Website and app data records
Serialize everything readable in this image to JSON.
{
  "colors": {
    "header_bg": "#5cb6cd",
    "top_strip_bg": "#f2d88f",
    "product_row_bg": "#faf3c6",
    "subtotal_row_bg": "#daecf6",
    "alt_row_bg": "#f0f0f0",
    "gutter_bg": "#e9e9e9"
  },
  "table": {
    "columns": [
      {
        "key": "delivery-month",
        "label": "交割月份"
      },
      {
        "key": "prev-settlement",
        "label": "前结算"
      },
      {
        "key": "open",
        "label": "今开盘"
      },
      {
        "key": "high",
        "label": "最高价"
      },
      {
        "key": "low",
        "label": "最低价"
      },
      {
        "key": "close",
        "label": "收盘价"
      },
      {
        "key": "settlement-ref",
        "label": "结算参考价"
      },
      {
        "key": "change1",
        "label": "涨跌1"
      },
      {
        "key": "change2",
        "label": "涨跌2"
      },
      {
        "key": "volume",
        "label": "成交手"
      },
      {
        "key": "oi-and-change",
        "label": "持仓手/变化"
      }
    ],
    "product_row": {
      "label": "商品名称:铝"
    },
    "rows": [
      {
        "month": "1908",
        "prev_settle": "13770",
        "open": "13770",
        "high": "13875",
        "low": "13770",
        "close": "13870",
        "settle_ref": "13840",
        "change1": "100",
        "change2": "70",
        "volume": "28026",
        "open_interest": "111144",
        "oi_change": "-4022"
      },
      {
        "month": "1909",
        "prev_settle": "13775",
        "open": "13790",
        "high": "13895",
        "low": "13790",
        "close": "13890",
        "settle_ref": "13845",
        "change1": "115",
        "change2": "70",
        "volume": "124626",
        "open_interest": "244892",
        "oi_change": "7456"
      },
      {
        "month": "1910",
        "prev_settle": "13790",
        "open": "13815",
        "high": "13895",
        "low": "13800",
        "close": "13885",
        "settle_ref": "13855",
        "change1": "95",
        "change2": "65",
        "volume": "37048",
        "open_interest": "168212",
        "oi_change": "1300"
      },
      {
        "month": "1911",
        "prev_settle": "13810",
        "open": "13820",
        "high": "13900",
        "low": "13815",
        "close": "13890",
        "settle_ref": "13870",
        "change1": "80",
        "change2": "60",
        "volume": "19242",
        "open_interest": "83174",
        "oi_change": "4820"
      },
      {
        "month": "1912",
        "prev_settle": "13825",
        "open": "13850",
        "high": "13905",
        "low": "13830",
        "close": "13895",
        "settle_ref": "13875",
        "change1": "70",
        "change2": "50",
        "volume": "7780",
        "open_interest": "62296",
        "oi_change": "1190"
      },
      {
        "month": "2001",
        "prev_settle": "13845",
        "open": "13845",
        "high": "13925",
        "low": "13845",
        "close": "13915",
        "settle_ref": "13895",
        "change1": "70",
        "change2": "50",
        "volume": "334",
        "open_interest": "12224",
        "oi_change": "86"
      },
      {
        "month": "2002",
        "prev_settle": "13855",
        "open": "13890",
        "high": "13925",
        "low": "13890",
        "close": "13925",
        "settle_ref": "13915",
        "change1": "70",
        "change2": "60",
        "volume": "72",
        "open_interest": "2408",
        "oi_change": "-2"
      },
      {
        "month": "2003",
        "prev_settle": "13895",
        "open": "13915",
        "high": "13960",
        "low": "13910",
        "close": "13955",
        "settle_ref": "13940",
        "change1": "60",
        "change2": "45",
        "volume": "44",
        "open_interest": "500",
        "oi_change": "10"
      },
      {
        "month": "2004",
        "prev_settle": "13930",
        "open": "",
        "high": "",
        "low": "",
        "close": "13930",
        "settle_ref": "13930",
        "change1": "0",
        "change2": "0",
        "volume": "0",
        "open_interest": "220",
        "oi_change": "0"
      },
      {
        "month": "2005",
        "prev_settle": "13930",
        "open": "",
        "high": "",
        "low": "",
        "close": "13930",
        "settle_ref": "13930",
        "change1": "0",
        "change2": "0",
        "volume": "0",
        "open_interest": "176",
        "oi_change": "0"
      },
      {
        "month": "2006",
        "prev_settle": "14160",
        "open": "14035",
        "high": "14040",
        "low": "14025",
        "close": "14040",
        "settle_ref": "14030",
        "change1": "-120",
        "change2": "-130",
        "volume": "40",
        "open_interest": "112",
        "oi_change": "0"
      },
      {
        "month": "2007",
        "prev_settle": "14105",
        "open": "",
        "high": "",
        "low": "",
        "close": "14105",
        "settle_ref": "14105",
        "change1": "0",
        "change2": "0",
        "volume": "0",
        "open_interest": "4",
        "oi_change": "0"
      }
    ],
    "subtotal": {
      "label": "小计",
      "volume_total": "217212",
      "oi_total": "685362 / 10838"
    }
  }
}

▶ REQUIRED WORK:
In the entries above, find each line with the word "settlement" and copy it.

▶ EXERCISE OUTPUT:
        "key": "prev-settlement",
        "key": "settlement-ref",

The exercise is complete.